When people ask me what I do for a living, I never know what to respond. Do I tell them what pays the bills, or do I tell them what fulfills me, what defines me? Usually, I say both, then I mumbled, “but my heart is writing full-time.”

It’s sad to tell strangers how you’ve chosen to live within the prescribed boxes, a slave to convention and cable bills. I spend five nights a week tethered to a laptop living out my passion, but I can’t make the leap to full-time because I’ve achieved solitude without a safety net. I saw people on Twitter recently discussing how to become a freelancer, and the harsh truth that so many echoed was, “marry someone with money.” For me, there are no dual incomes, there is no one to lend me extra money when the rent is due, and there’s certainly too much pride to ask for it in the first place.

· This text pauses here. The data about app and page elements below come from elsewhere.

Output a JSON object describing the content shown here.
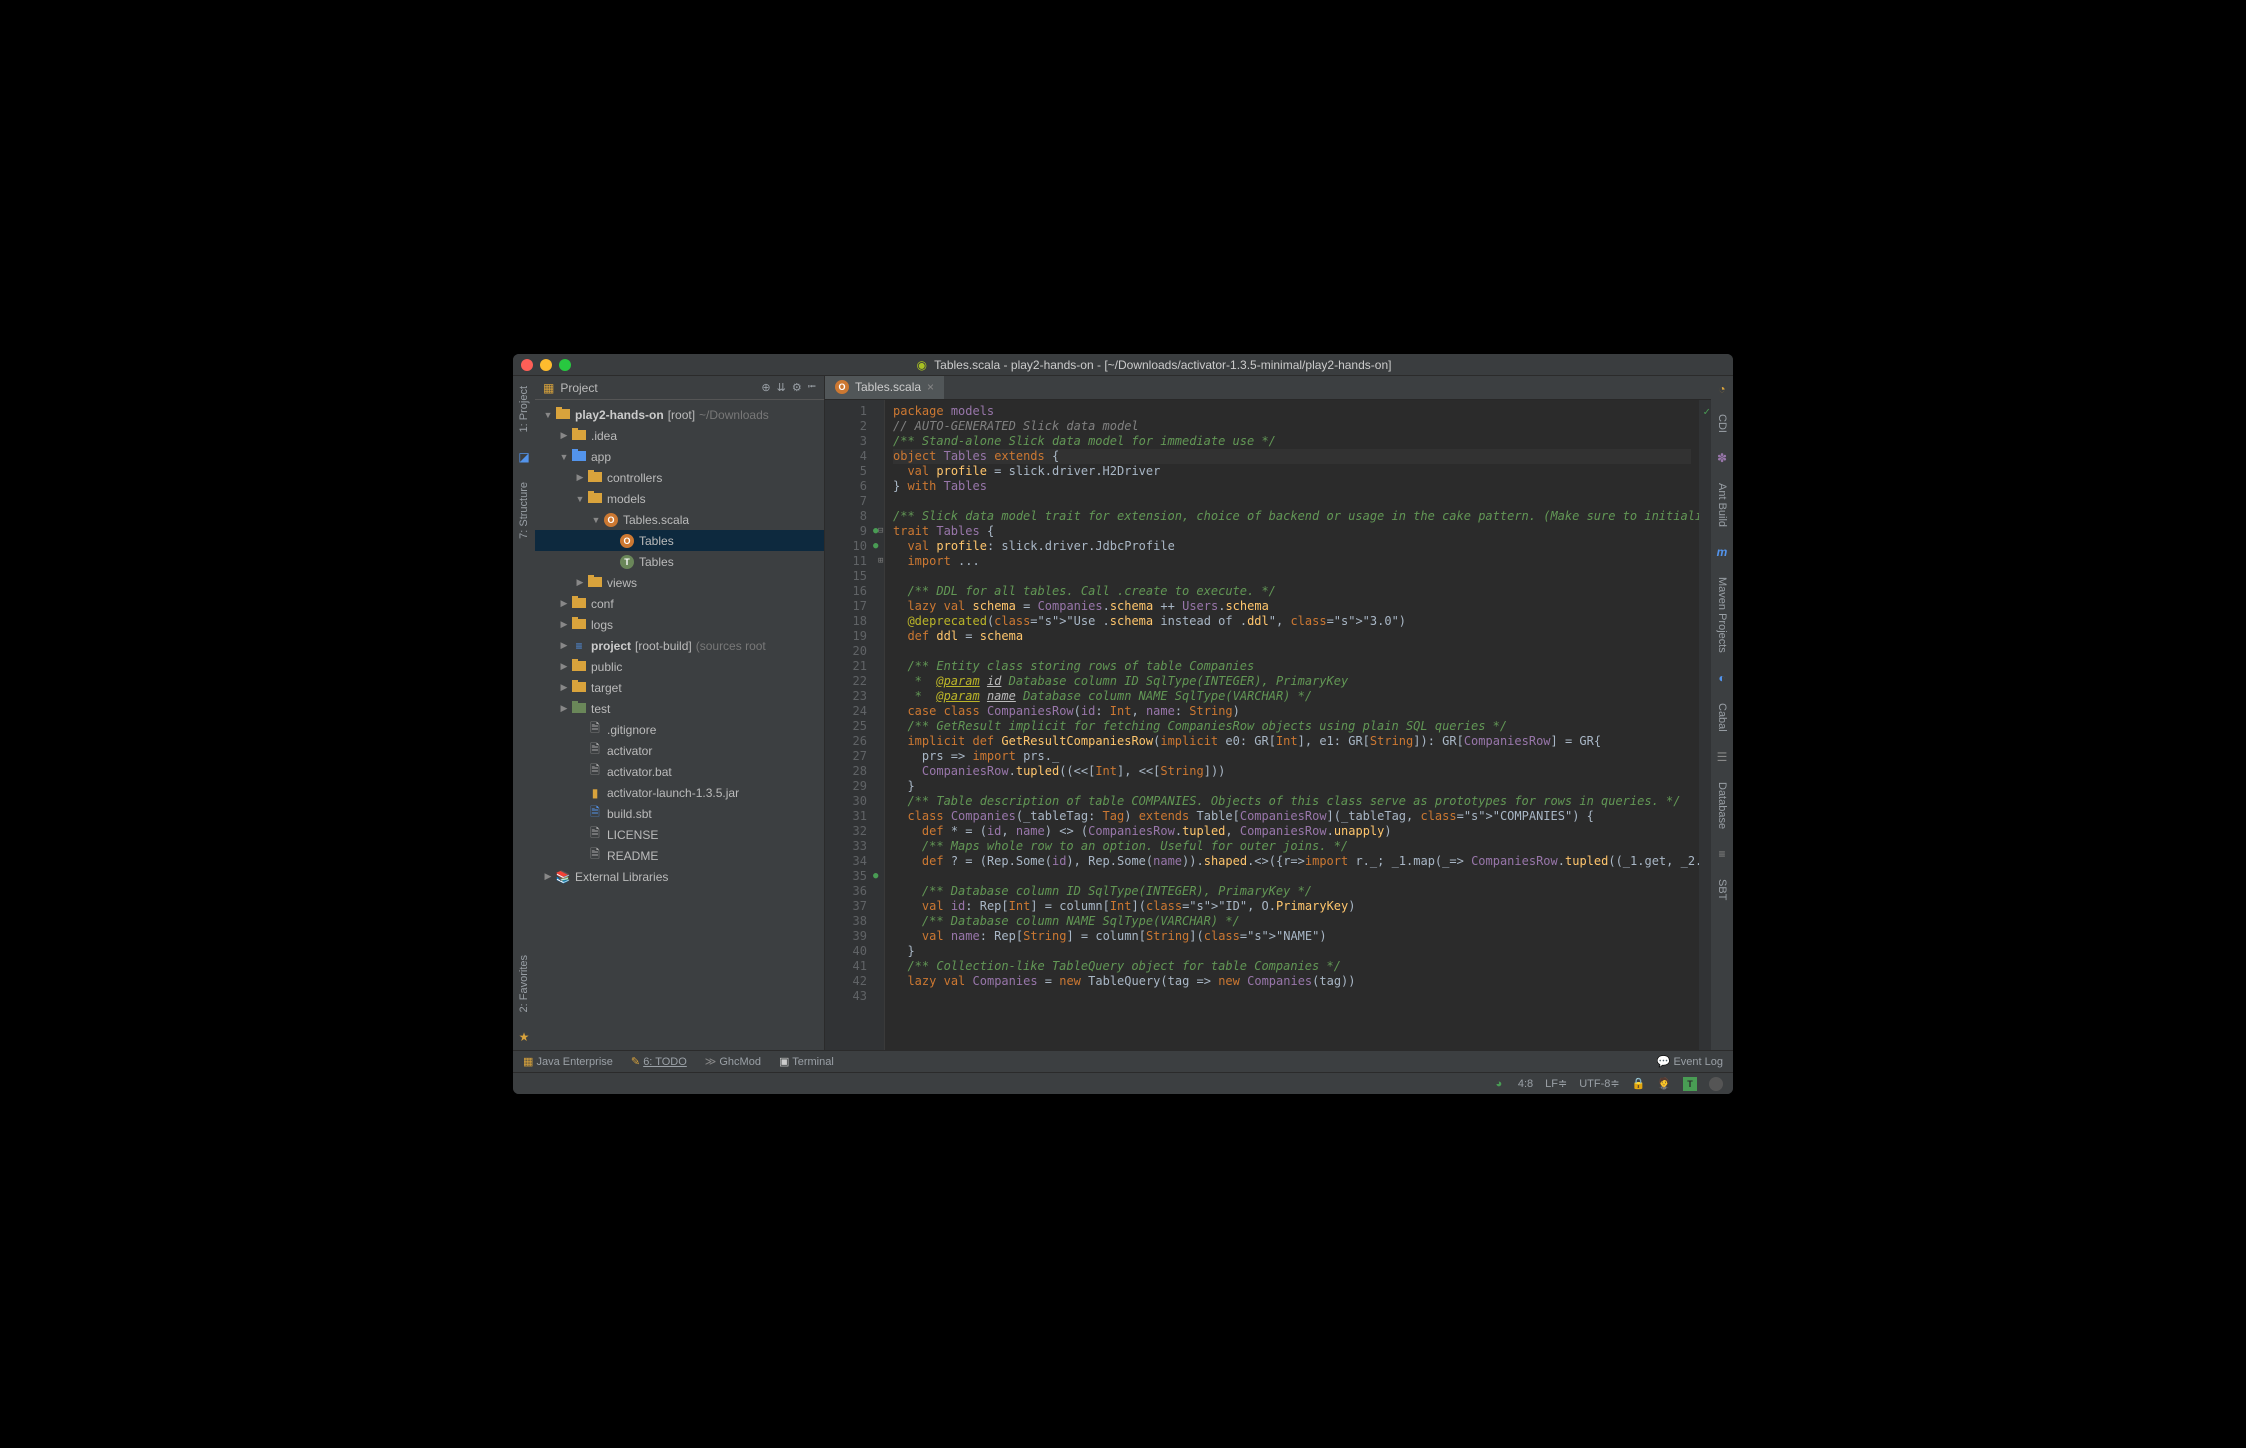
{
  "window": {
    "title_file": "Tables.scala",
    "title_project": "play2-hands-on",
    "title_path": "[~/Downloads/activator-1.3.5-minimal/play2-hands-on]"
  },
  "project_pane": {
    "title": "Project",
    "tree_root_label": "play2-hands-on",
    "tree_root_suffix": "[root]",
    "tree_root_path": "~/Downloads",
    "nodes": {
      "idea": ".idea",
      "app": "app",
      "controllers": "controllers",
      "models": "models",
      "tables_scala": "Tables.scala",
      "tables_o": "Tables",
      "tables_t": "Tables",
      "views": "views",
      "conf": "conf",
      "logs": "logs",
      "project": "project",
      "project_suffix": "[root-build]",
      "project_dim": "(sources root",
      "public": "public",
      "target": "target",
      "test": "test",
      "gitignore": ".gitignore",
      "activator": "activator",
      "activator_bat": "activator.bat",
      "activator_jar": "activator-launch-1.3.5.jar",
      "build_sbt": "build.sbt",
      "license": "LICENSE",
      "readme": "README",
      "ext_lib": "External Libraries"
    }
  },
  "left_rail": {
    "project": "1: Project",
    "structure": "7: Structure",
    "favorites": "2: Favorites"
  },
  "right_rail": {
    "cdi": "CDI",
    "ant": "Ant Build",
    "maven": "Maven Projects",
    "cabal": "Cabal",
    "database": "Database",
    "sbt": "SBT"
  },
  "tabs": [
    {
      "label": "Tables.scala"
    }
  ],
  "code_lines": [
    "package models",
    "// AUTO-GENERATED Slick data model",
    "/** Stand-alone Slick data model for immediate use */",
    "object Tables extends {",
    "  val profile = slick.driver.H2Driver",
    "} with Tables",
    "",
    "/** Slick data model trait for extension, choice of backend or usage in the cake pattern. (Make sure to initiali",
    "trait Tables {",
    "  val profile: slick.driver.JdbcProfile",
    "  import ...",
    "",
    "  /** DDL for all tables. Call .create to execute. */",
    "  lazy val schema = Companies.schema ++ Users.schema",
    "  @deprecated(\"Use .schema instead of .ddl\", \"3.0\")",
    "  def ddl = schema",
    "",
    "  /** Entity class storing rows of table Companies",
    "   *  @param id Database column ID SqlType(INTEGER), PrimaryKey",
    "   *  @param name Database column NAME SqlType(VARCHAR) */",
    "  case class CompaniesRow(id: Int, name: String)",
    "  /** GetResult implicit for fetching CompaniesRow objects using plain SQL queries */",
    "  implicit def GetResultCompaniesRow(implicit e0: GR[Int], e1: GR[String]): GR[CompaniesRow] = GR{",
    "    prs => import prs._",
    "    CompaniesRow.tupled((<<[Int], <<[String]))",
    "  }",
    "  /** Table description of table COMPANIES. Objects of this class serve as prototypes for rows in queries. */",
    "  class Companies(_tableTag: Tag) extends Table[CompaniesRow](_tableTag, \"COMPANIES\") {",
    "    def * = (id, name) <> (CompaniesRow.tupled, CompaniesRow.unapply)",
    "    /** Maps whole row to an option. Useful for outer joins. */",
    "    def ? = (Rep.Some(id), Rep.Some(name)).shaped.<>({r=>import r._; _1.map(_=> CompaniesRow.tupled((_1.get, _2.",
    "",
    "    /** Database column ID SqlType(INTEGER), PrimaryKey */",
    "    val id: Rep[Int] = column[Int](\"ID\", O.PrimaryKey)",
    "    /** Database column NAME SqlType(VARCHAR) */",
    "    val name: Rep[String] = column[String](\"NAME\")",
    "  }",
    "  /** Collection-like TableQuery object for table Companies */",
    "  lazy val Companies = new TableQuery(tag => new Companies(tag))",
    ""
  ],
  "line_numbers_start": 1,
  "line_numbers_skip_after": 11,
  "line_numbers_skip_to": 15,
  "bottom": {
    "java_ee": "Java Enterprise",
    "todo": "6: TODO",
    "ghc": "GhcMod",
    "terminal": "Terminal",
    "event_log": "Event Log"
  },
  "status": {
    "clock": "",
    "pos": "4:8",
    "lf": "LF≑",
    "enc": "UTF-8≑",
    "lock": "🔒",
    "man": "",
    "insp": "[T]"
  }
}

There’s also a layer of vanity, manifested inexpensive haircuts, designer glasses, and a slight shoe fetish which make it all seem unreasonable. Though I could temper my own vices for a chance at something greater, there’s a realistic fear that I won’t be able to buy groceries, visit my niece, or afford to fix a flat tire. Then there’s the complication of health insurance, 401(k)s, and chasing down checks that always seem to get delayed for freelancers.

But, I think about it constantly.  I lose sleep over it. It nags me when I wake up six after writing until three, and it calms me as I spend weekends at coffee shops outlining a novel instead of spending it with friends. I keep grinding about baseball because it’s a passion, but it’s my hopeful point of entry to the world of words forever. Perhaps I’ve romanticized it to the point where if it were my livelihood I’d come to resent it, but I don’t think it’s possible. There’s an unbridled passion for writing that I don’t have about anything in my life…not work, not people, not even hypotheticals. The longing for writing and quality time to do it is creating a cycle of self-resentment that forces me to ask myself ad nauseum, “What the hell are you waiting for?”

Mostly, I’ve been skating along hoping that a path would choose me. Maybe I’d find the right freelance opportunity that could bring a big enough check; maybe I’d get more accomplished on the book and get an advance. Perhaps I’d meet someone who could give me the confidence and stability that we could make the leap together. I’ve thought it for over a year now, but usually silently for fear that if I actually said that I’d rather be doing this full time out loud that people, myself included, would judge me if it never comes true.

After an incredibly rough afternoon of feeling underappreciated, inferior, and aesthetically exposed by the damn elevator, I returned to my desk defeated.  I clicked a link to take a look at a work of art that took countless hours of work and even years of planning. In someone else’s dedication and commitment, I felt a lot of personal sadness for unrealized potential.